Vincenzo Nibali will chase the world champion’s rainbow jersey after completing a hat-trick of Grand Tour victories by winning the 101st Tour de France.
The Italian, winner of the 2010 Vuelta a Espana and 2013 Giro d’Italia, became the sixth rider to win all three Grand Tours, after Jacques Anquetil, Felice Gimondi, Bernard Hinault, Eddy Merckx and Alberto Contador.
Now the 29-year-old is targeting the rainbow jersey.
“After winning the Vuelta, the Giro and the Tour, I’ll keep focusing on Grand Tours but I’d also like to crown it all with a rainbow jersey one year,” said Nibali, who does not believe this September’s circuit in Ponferrada, Spain suits him.
Nibali (Astana) wore the fabled maillot jaune for 18 of the Tour’s 21 race days, having first taken the race lead on day two in Sheffield with his first of four stage victories.
He is the first Italian winner of the Tour since Marco Pantani in 1998.
“It’s very difficult to make a comparison between Pantani’s victory and my victory, because Marco won his in the last week, two days before the end,” said Nibali.
“For me it’s the contrary – I had the yellow jersey on my back after two days.”
Marcel Kittel (Giant-Shimano) won the final stage on the Champs-Elysees for a second successive year to bookend the race after his opening stage win in Harrogate. Germans won seven of the 21 stages.
But Nibali was the race’s dominant rider, winning by seven minutes 52 seconds from Jean-Christophe Peraud (Ag2r La Mondiale).
The 37-year-old Peraud and 24-year-old Thibaut Pinot (FDJ) finished second and third to ensure there were two Frenchmen on the Tour podium for the first time since 1984, when Laurent Fignon won ahead of Hinault.
“The Vuelta was perhaps the most important competition because it gave me the strength to go into the Giro and the Tour in the following years,” added Nibali. “The Giro was an important competition for the Italian public. Within the context of the Tour de France it’s something even greater than the Giro. It’s a more emotional, intense moment.”
Nibali was seventh in traditional Tour warm-up the Criterium du Dauphine, leaving some to question whether he would challenge in the Tour.
“The first part of the season was very difficult,” he said.
“My daughter was born – I’m not saying it’s a problem, of course it’s a great source of happiness – and I preferred to stay with my family, my wife and it slowed down my preparation.
“I was a bit late in maturing this season, but I still continued to believe in reaching this objective, the Tour.”
Andrew Talansky (Garmin-Sharp) won the Dauphine, but endured a difficult Tour, abandoning after a torrid time.
Chris Froome (Team Sky), the 2013 winner, and two-time champion Contador (Tinkoff-Saxo) also both abandoned with broken bones.

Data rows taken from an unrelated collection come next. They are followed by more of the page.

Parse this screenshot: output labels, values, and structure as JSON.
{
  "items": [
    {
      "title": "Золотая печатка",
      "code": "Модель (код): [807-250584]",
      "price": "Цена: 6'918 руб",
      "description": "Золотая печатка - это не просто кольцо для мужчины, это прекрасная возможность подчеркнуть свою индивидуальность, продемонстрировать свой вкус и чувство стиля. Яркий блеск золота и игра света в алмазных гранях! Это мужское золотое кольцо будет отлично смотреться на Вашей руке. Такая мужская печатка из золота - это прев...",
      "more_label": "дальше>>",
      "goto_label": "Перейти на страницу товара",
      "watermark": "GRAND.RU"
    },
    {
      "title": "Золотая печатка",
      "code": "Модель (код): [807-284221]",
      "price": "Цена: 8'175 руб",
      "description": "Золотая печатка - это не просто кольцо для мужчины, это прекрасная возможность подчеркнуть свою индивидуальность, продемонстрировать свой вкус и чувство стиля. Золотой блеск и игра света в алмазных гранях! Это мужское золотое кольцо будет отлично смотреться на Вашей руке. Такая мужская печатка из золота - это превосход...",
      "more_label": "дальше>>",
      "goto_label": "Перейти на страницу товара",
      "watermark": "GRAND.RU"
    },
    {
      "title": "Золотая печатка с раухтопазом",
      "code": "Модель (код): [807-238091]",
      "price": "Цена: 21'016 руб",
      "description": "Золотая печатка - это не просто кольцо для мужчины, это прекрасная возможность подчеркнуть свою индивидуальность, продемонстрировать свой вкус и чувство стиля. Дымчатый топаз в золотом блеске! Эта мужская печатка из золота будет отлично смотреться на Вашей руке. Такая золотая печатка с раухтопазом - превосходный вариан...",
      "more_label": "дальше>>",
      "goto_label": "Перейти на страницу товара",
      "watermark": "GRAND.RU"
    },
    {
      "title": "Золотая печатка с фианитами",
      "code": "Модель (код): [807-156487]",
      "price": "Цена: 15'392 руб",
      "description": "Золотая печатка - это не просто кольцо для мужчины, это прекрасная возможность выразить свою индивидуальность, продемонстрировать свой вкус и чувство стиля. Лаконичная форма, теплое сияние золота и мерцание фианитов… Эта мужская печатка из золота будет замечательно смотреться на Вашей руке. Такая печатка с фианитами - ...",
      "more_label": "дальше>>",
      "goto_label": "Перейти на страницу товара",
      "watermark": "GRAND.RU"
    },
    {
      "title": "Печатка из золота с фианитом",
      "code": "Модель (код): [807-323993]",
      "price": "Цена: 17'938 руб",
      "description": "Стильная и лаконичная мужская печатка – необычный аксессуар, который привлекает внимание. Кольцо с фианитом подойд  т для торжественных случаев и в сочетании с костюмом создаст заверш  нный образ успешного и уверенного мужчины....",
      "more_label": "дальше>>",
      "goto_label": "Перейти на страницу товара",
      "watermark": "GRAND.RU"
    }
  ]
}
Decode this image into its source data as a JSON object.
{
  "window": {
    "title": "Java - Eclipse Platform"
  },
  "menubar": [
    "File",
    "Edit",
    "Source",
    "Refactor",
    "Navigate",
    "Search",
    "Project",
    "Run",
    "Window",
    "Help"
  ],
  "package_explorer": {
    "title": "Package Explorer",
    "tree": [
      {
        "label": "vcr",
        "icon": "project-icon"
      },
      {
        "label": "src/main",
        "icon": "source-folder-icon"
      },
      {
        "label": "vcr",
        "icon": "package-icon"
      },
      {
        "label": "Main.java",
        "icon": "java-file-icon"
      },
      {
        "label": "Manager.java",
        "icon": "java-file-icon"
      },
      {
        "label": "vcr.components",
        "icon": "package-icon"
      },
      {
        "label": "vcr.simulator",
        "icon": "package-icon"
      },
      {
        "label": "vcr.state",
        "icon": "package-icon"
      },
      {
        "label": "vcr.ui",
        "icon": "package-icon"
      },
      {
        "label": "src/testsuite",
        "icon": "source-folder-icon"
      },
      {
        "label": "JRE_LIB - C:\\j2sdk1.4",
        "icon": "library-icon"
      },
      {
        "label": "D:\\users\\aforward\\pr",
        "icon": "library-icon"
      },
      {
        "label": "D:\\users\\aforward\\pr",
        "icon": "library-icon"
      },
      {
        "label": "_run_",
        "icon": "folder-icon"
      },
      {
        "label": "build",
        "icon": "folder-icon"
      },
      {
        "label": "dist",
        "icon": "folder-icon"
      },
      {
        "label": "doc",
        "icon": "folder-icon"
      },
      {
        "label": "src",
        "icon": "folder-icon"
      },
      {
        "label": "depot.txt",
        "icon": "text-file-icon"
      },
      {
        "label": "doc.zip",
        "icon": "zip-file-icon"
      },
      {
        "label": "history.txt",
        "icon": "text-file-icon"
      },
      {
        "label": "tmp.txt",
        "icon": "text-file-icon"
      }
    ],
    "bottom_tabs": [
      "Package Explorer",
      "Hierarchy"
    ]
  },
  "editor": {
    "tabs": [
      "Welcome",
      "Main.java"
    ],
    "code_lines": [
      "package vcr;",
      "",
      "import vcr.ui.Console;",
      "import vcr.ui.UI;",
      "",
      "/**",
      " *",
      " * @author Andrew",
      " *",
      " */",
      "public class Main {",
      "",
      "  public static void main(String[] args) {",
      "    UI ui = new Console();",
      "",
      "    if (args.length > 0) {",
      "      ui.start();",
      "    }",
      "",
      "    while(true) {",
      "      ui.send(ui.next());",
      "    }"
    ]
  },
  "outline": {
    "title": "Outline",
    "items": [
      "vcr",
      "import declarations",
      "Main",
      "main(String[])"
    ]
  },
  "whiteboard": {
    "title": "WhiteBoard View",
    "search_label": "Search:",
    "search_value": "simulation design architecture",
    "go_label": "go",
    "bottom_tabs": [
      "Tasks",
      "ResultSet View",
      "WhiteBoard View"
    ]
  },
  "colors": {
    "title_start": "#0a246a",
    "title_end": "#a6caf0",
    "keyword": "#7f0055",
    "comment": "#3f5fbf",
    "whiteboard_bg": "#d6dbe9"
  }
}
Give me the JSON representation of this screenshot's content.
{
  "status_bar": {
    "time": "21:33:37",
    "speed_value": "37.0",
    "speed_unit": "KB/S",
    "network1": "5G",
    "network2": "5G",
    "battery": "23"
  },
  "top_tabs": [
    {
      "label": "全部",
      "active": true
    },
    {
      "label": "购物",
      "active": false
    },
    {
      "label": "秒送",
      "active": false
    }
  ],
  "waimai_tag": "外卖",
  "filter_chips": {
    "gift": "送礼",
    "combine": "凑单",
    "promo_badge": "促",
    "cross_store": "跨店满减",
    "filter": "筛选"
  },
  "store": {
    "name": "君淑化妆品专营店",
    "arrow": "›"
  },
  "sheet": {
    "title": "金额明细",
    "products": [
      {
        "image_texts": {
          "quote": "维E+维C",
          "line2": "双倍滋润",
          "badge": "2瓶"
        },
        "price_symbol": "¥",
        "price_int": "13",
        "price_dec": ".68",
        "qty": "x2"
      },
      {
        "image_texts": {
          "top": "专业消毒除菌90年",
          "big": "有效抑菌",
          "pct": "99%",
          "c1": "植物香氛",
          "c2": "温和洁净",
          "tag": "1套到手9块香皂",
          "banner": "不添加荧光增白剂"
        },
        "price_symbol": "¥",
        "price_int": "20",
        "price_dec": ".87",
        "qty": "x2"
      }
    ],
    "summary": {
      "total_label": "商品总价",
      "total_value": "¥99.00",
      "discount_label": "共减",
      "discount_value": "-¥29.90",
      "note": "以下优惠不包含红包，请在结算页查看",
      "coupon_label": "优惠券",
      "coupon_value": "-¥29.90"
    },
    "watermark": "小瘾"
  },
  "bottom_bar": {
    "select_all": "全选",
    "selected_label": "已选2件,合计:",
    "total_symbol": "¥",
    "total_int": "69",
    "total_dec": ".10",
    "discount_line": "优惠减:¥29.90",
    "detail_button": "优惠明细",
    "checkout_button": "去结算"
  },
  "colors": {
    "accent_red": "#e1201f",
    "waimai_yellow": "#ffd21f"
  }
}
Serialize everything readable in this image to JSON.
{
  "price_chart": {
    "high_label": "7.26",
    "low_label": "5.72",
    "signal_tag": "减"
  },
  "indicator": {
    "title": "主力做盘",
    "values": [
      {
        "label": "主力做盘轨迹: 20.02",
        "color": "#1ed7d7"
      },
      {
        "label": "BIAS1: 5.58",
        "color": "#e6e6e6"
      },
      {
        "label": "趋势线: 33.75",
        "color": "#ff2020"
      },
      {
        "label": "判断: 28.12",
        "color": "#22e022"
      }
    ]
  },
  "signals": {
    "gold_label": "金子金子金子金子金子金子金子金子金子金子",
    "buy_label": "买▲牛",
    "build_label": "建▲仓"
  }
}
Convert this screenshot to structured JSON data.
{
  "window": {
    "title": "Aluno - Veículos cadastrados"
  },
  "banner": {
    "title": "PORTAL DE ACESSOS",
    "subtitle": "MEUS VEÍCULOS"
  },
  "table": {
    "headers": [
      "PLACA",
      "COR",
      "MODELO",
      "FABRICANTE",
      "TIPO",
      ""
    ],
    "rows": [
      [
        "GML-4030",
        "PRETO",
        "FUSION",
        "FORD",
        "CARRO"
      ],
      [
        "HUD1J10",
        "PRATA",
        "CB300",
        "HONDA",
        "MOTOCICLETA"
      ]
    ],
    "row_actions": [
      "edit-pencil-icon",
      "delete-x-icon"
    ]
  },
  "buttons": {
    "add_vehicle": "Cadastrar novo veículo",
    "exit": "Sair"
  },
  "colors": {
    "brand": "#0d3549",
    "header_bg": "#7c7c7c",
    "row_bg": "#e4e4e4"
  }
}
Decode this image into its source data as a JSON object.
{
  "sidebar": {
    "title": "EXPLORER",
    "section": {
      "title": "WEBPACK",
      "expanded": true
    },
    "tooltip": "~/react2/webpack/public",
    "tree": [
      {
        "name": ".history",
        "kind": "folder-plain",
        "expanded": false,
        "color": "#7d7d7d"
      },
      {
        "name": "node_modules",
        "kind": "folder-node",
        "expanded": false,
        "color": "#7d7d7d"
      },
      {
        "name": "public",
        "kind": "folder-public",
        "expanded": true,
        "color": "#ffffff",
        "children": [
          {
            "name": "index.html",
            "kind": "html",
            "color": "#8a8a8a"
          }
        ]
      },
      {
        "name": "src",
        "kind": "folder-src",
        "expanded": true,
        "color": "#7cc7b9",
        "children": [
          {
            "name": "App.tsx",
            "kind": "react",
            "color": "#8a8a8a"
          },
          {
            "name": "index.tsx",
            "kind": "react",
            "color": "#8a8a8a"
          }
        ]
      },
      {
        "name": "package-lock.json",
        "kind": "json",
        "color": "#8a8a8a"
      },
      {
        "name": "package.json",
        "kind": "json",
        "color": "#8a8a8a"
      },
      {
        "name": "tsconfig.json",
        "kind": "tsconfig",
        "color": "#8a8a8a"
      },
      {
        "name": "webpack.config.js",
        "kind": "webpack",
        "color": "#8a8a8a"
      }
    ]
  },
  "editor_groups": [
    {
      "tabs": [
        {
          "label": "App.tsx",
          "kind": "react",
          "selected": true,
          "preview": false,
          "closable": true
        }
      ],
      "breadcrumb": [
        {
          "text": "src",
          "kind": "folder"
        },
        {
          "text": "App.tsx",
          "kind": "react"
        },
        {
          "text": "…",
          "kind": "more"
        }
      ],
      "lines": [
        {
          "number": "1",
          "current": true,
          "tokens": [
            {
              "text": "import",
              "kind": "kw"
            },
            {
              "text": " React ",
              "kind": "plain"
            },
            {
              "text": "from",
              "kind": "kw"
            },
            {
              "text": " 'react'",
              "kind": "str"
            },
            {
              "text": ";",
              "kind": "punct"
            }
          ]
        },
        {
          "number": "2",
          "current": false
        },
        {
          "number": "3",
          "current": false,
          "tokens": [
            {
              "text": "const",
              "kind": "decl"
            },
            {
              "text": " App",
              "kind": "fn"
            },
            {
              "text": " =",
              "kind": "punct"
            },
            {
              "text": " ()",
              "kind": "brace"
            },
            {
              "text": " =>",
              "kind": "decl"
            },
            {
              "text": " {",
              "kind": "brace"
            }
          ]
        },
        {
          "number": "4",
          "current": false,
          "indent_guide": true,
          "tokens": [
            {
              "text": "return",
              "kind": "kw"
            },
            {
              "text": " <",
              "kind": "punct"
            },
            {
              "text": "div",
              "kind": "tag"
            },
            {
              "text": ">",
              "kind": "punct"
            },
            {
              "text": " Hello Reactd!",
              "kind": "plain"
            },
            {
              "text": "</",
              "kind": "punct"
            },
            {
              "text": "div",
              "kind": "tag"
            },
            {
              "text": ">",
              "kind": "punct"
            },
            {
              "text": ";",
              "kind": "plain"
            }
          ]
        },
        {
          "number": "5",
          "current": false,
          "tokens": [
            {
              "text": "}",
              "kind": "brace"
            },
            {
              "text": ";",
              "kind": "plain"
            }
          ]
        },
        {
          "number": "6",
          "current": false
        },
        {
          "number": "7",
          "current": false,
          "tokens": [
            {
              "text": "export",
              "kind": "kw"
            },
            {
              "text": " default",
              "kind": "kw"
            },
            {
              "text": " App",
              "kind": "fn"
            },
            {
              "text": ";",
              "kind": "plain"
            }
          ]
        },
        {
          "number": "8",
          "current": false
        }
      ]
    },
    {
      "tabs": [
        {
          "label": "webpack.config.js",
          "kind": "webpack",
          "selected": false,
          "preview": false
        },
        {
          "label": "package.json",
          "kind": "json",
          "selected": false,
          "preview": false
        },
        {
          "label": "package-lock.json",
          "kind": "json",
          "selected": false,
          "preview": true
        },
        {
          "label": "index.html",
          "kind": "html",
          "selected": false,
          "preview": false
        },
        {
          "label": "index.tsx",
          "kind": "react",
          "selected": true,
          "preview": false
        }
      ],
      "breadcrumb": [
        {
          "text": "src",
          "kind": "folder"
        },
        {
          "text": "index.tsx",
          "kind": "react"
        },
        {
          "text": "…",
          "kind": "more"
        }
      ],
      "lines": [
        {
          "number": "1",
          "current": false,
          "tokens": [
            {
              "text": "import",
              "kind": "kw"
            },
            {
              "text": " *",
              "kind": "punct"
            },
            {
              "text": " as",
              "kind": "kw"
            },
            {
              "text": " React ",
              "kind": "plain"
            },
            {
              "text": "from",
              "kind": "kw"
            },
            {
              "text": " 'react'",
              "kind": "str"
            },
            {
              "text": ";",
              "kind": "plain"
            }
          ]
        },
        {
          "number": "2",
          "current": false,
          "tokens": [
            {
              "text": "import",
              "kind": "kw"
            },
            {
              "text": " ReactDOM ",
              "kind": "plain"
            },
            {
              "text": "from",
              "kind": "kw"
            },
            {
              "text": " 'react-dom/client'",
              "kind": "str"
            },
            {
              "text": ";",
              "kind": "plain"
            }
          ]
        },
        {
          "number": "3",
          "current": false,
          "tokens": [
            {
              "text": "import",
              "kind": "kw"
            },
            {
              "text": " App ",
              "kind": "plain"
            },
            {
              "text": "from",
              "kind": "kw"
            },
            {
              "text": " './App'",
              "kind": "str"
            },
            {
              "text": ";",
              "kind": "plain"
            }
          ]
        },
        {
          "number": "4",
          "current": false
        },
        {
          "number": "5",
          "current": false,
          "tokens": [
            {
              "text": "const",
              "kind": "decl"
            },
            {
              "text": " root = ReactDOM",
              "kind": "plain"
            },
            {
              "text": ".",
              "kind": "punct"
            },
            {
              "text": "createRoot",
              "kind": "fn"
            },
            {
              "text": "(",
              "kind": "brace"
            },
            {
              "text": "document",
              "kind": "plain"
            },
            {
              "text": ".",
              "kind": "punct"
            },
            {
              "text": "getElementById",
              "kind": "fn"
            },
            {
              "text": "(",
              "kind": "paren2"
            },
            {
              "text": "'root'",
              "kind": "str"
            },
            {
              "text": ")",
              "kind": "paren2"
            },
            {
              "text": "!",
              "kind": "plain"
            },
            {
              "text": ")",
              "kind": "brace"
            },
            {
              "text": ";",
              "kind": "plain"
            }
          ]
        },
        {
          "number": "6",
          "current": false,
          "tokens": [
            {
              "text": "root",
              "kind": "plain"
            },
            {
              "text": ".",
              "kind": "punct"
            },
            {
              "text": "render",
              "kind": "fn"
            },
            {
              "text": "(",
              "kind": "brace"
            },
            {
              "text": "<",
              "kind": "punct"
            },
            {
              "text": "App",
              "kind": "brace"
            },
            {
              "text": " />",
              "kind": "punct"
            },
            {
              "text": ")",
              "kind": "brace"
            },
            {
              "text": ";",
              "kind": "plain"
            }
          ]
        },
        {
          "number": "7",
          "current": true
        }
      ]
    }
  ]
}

The question of ‘what if?’ has left many already eagerly anticipating the 2015 Tour, which starts in Utrecht.
Nibali, Froome, Contador, 2014 Giro winner Nairo Quintana (Movistar) and Talansky are likely to start the race in Holland.
Nibali will likely face a greater challenge for the maillot jaune, having won in Sheffield, La Planche des Belles Filles in the Vosges, Chamrousse in the Alps and Hautacam in the Pyrenees.
His greatest time gain came on the cobbled fifth stage in northern France, when he demonstrated his tactical acumen.
He savoured Champagne on yesterday’s 137.5-kilometre concluding stage from Evry to the Champs-Elysees, where the sprinters’ teams set to work.
Peraud crashed as the racing began and had to fight to return to the peloton as up ahead Richie Porte (Team Sky) made a forlorn attempt to breakaway on the finishing circuit.
A bunch sprint was inevitable in the unofficial sprinters’ World Championships and the Australian was caught entering the final lap.
Mark Cavendish (Omega Pharma-QuickStep) – winner of four successive sprints in Paris from 2009 to 2012 as part of his overall haul of 25 – was absent having crashed out on stage one in Harrogate.
In Paris Kittel, winner of three of the first four stages of the race, claimed his fourth triumph to equal his haul of 12 months ago.
Alexander Kristoff (Katusha) was second and Ramunas Navardauskas (Garmin-Sharp) third.
Geraint Thomas (Team Sky), the last remaining Briton, finished 39th to place 22nd overall, 59:14 behind Nibali.